[DATA TO USE Boundary: Start]

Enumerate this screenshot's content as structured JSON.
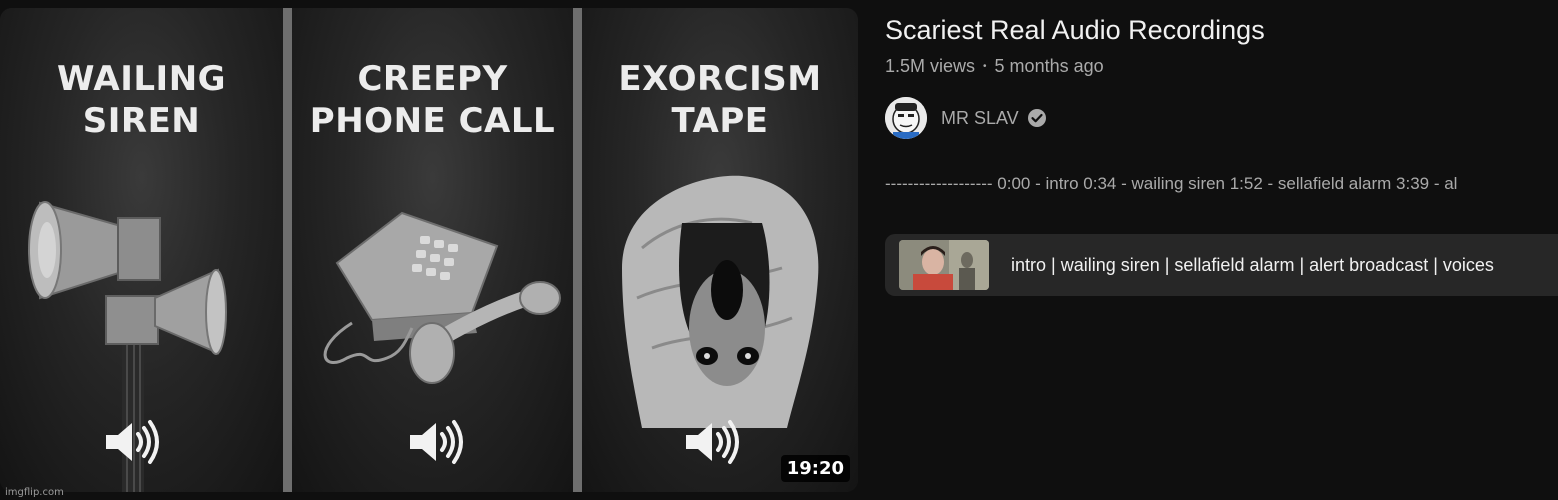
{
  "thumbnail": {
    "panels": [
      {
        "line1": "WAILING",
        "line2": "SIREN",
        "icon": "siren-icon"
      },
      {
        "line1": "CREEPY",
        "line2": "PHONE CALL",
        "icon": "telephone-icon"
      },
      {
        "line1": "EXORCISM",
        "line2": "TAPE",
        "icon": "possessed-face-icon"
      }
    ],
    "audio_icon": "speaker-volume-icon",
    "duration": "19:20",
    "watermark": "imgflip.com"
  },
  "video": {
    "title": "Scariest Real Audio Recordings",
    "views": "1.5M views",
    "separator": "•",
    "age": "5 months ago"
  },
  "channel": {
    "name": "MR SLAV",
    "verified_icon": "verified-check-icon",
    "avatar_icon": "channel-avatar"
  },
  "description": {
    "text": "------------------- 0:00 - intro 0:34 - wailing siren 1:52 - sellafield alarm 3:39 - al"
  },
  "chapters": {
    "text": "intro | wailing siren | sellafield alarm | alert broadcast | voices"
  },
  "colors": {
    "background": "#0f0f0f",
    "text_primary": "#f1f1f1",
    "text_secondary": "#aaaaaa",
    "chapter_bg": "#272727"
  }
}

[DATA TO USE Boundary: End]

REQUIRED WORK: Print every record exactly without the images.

PROBLEM SOLUTION:
Enumerate this screenshot's content as structured JSON.
{
  "thumbnail": {
    "panels": [
      {
        "line1": "WAILING",
        "line2": "SIREN",
        "icon": "siren-icon"
      },
      {
        "line1": "CREEPY",
        "line2": "PHONE CALL",
        "icon": "telephone-icon"
      },
      {
        "line1": "EXORCISM",
        "line2": "TAPE",
        "icon": "possessed-face-icon"
      }
    ],
    "audio_icon": "speaker-volume-icon",
    "duration": "19:20",
    "watermark": "imgflip.com"
  },
  "video": {
    "title": "Scariest Real Audio Recordings",
    "views": "1.5M views",
    "separator": "•",
    "age": "5 months ago"
  },
  "channel": {
    "name": "MR SLAV",
    "verified_icon": "verified-check-icon",
    "avatar_icon": "channel-avatar"
  },
  "description": {
    "text": "------------------- 0:00 - intro 0:34 - wailing siren 1:52 - sellafield alarm 3:39 - al"
  },
  "chapters": {
    "text": "intro | wailing siren | sellafield alarm | alert broadcast | voices"
  },
  "colors": {
    "background": "#0f0f0f",
    "text_primary": "#f1f1f1",
    "text_secondary": "#aaaaaa",
    "chapter_bg": "#272727"
  }
}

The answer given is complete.